**Data shown**:
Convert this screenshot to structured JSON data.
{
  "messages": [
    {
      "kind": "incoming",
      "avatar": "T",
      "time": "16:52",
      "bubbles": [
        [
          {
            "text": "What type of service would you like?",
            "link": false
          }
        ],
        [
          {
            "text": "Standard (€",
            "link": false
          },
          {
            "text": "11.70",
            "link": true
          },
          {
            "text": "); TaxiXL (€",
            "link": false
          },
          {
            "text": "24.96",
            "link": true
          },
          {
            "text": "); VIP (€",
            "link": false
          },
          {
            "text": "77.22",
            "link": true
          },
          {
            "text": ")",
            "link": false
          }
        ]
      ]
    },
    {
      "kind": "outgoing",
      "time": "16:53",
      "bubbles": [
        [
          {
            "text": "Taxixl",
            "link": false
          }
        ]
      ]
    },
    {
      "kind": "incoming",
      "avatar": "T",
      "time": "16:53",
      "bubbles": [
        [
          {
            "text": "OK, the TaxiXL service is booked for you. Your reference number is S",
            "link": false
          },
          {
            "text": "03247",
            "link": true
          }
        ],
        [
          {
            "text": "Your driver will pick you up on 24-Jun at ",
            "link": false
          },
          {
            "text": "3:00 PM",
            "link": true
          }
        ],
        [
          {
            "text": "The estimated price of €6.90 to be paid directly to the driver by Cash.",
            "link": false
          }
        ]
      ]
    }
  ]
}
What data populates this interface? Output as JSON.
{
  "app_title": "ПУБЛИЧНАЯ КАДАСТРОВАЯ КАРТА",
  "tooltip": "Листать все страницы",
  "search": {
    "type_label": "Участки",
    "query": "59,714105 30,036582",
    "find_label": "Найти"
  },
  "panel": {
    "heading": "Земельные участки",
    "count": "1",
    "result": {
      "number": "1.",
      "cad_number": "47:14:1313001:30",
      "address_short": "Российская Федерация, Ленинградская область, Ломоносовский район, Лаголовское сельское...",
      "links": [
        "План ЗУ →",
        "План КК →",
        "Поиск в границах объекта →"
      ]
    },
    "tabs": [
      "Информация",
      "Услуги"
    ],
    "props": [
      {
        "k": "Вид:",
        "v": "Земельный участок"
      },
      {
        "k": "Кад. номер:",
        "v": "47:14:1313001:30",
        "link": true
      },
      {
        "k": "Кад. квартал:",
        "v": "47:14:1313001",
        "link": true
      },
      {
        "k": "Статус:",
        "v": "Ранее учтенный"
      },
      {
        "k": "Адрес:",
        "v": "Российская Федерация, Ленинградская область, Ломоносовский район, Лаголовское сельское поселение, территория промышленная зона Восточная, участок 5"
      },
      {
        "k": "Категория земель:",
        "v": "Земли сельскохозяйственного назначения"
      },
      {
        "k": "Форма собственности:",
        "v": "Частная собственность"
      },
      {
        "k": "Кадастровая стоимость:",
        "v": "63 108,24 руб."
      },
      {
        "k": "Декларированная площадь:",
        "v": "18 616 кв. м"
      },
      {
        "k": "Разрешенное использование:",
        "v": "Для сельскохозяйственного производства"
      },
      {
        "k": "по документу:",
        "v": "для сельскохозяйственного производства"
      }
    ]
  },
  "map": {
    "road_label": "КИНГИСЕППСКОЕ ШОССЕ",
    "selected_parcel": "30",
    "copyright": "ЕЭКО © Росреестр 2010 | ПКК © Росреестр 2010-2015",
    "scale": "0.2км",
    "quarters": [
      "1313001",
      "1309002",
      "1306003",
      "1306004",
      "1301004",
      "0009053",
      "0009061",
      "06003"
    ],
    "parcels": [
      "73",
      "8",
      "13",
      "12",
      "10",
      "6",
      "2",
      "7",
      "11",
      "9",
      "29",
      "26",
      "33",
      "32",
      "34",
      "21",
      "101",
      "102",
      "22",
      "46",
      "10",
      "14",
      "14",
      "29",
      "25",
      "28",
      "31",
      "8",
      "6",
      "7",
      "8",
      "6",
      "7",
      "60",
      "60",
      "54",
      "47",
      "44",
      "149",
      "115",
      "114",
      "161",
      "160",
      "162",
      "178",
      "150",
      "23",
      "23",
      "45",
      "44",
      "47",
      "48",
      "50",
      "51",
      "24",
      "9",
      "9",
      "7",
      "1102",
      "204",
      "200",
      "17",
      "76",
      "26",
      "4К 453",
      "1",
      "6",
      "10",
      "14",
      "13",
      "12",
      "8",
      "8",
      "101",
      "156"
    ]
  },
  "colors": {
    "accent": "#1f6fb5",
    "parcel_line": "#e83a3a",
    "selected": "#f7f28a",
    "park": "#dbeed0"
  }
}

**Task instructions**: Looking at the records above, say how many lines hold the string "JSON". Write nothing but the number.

**Written reply**: 2